WHAT THE TASK REQUIRES —
Scan the entries below. Return every line that includes "kind".
============================================================
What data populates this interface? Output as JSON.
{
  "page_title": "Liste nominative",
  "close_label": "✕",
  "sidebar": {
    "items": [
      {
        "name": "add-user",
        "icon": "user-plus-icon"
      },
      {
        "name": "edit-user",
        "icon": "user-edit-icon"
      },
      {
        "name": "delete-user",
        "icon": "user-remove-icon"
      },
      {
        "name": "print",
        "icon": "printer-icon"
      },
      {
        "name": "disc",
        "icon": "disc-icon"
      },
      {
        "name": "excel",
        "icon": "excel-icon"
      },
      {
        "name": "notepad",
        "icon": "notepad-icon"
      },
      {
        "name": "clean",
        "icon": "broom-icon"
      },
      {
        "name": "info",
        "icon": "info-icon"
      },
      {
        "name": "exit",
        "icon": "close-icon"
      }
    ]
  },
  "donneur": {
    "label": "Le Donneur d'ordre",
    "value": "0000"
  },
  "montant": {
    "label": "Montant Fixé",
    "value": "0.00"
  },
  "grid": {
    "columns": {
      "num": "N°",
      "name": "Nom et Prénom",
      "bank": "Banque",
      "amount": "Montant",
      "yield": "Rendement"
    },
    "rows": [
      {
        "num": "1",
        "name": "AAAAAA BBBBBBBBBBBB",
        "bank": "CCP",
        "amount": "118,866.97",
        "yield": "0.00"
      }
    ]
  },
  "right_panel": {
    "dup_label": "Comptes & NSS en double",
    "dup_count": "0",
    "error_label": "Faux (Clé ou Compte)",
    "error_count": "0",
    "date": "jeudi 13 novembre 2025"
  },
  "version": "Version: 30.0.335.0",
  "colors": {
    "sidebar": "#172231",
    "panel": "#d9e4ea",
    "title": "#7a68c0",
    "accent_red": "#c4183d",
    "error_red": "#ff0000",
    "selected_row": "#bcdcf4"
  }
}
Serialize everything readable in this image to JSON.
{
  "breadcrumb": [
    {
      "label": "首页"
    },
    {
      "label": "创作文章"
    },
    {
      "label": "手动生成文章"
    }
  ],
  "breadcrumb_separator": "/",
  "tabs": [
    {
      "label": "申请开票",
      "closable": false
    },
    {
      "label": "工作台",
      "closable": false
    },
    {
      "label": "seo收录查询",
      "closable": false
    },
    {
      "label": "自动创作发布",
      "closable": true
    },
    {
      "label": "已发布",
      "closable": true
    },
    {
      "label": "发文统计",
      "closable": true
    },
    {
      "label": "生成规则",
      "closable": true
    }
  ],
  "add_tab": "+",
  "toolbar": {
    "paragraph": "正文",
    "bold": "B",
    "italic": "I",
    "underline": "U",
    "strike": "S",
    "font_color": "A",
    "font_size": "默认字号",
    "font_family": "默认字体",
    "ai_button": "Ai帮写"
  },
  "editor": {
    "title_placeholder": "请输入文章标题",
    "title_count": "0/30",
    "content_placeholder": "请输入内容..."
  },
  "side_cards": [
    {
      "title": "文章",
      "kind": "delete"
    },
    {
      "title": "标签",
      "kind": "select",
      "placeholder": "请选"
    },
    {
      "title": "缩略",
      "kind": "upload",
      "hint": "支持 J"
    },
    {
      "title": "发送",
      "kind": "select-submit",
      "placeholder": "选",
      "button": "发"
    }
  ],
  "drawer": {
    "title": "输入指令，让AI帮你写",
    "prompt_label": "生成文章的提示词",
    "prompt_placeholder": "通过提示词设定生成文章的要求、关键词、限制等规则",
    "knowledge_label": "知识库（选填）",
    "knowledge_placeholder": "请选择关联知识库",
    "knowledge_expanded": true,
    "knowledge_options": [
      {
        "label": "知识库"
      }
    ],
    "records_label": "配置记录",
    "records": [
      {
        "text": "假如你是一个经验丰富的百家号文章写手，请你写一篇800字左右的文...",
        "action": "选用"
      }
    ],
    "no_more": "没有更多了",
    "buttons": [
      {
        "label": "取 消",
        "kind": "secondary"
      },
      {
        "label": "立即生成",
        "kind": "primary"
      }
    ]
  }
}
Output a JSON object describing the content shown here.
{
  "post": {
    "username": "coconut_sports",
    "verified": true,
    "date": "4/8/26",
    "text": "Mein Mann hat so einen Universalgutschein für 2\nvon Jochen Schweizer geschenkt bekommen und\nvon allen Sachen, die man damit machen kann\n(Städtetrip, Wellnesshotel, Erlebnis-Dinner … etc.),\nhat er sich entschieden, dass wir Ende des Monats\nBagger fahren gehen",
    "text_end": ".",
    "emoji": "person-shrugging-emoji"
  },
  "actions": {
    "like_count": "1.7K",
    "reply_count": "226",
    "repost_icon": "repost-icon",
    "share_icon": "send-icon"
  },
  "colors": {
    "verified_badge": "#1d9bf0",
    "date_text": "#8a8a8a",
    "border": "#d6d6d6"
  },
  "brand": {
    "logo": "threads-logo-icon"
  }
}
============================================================
YOUR SOLUTION —
      "kind": "delete"
      "kind": "select",
      "kind": "upload",
      "kind": "select-submit",
        "kind": "secondary"
        "kind": "primary"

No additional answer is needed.